● **Work order**
Each record below is to be output with no change at all.

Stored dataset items
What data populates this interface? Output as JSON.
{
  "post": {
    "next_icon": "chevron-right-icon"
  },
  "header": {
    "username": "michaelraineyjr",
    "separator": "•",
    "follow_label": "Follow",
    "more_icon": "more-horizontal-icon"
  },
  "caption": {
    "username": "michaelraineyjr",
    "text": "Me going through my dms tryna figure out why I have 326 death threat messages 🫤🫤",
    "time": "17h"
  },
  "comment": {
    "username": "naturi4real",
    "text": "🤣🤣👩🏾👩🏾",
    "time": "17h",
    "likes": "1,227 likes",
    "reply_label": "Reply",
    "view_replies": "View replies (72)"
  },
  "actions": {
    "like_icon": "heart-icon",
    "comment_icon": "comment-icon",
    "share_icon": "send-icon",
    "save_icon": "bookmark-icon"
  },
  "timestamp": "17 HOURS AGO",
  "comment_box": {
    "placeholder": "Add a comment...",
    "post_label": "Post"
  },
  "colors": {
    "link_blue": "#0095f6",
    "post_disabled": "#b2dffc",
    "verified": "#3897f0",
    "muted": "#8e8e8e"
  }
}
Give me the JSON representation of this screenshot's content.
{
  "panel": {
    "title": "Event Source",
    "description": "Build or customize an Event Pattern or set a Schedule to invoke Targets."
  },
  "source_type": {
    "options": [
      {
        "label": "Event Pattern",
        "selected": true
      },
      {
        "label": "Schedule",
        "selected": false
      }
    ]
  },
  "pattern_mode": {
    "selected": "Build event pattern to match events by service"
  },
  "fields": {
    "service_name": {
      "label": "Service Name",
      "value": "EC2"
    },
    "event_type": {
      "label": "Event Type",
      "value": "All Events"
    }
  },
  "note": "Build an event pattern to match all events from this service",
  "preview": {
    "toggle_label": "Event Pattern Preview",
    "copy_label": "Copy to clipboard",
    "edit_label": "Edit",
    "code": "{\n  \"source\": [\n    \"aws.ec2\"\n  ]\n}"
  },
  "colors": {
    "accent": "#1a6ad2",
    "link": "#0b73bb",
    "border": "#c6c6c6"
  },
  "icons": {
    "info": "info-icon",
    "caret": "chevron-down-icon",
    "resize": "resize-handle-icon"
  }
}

● **Result**
What data populates this interface? Output as JSON.
{
  "post": {
    "next_icon": "chevron-right-icon"
  },
  "header": {
    "username": "michaelraineyjr",
    "separator": "•",
    "follow_label": "Follow",
    "more_icon": "more-horizontal-icon"
  },
  "caption": {
    "username": "michaelraineyjr",
    "text": "Me going through my dms tryna figure out why I have 326 death threat messages 🫤🫤",
    "time": "17h"
  },
  "comment": {
    "username": "naturi4real",
    "text": "🤣🤣👩🏾👩🏾",
    "time": "17h",
    "likes": "1,227 likes",
    "reply_label": "Reply",
    "view_replies": "View replies (72)"
  },
  "actions": {
    "like_icon": "heart-icon",
    "comment_icon": "comment-icon",
    "share_icon": "send-icon",
    "save_icon": "bookmark-icon"
  },
  "timestamp": "17 HOURS AGO",
  "comment_box": {
    "placeholder": "Add a comment...",
    "post_label": "Post"
  },
  "colors": {
    "link_blue": "#0095f6",
    "post_disabled": "#b2dffc",
    "verified": "#3897f0",
    "muted": "#8e8e8e"
  }
}
Give me the JSON representation of this screenshot's content.
{
  "panel": {
    "title": "Event Source",
    "description": "Build or customize an Event Pattern or set a Schedule to invoke Targets."
  },
  "source_type": {
    "options": [
      {
        "label": "Event Pattern",
        "selected": true
      },
      {
        "label": "Schedule",
        "selected": false
      }
    ]
  },
  "pattern_mode": {
    "selected": "Build event pattern to match events by service"
  },
  "fields": {
    "service_name": {
      "label": "Service Name",
      "value": "EC2"
    },
    "event_type": {
      "label": "Event Type",
      "value": "All Events"
    }
  },
  "note": "Build an event pattern to match all events from this service",
  "preview": {
    "toggle_label": "Event Pattern Preview",
    "copy_label": "Copy to clipboard",
    "edit_label": "Edit",
    "code": "{\n  \"source\": [\n    \"aws.ec2\"\n  ]\n}"
  },
  "colors": {
    "accent": "#1a6ad2",
    "link": "#0b73bb",
    "border": "#c6c6c6"
  },
  "icons": {
    "info": "info-icon",
    "caret": "chevron-down-icon",
    "resize": "resize-handle-icon"
  }
}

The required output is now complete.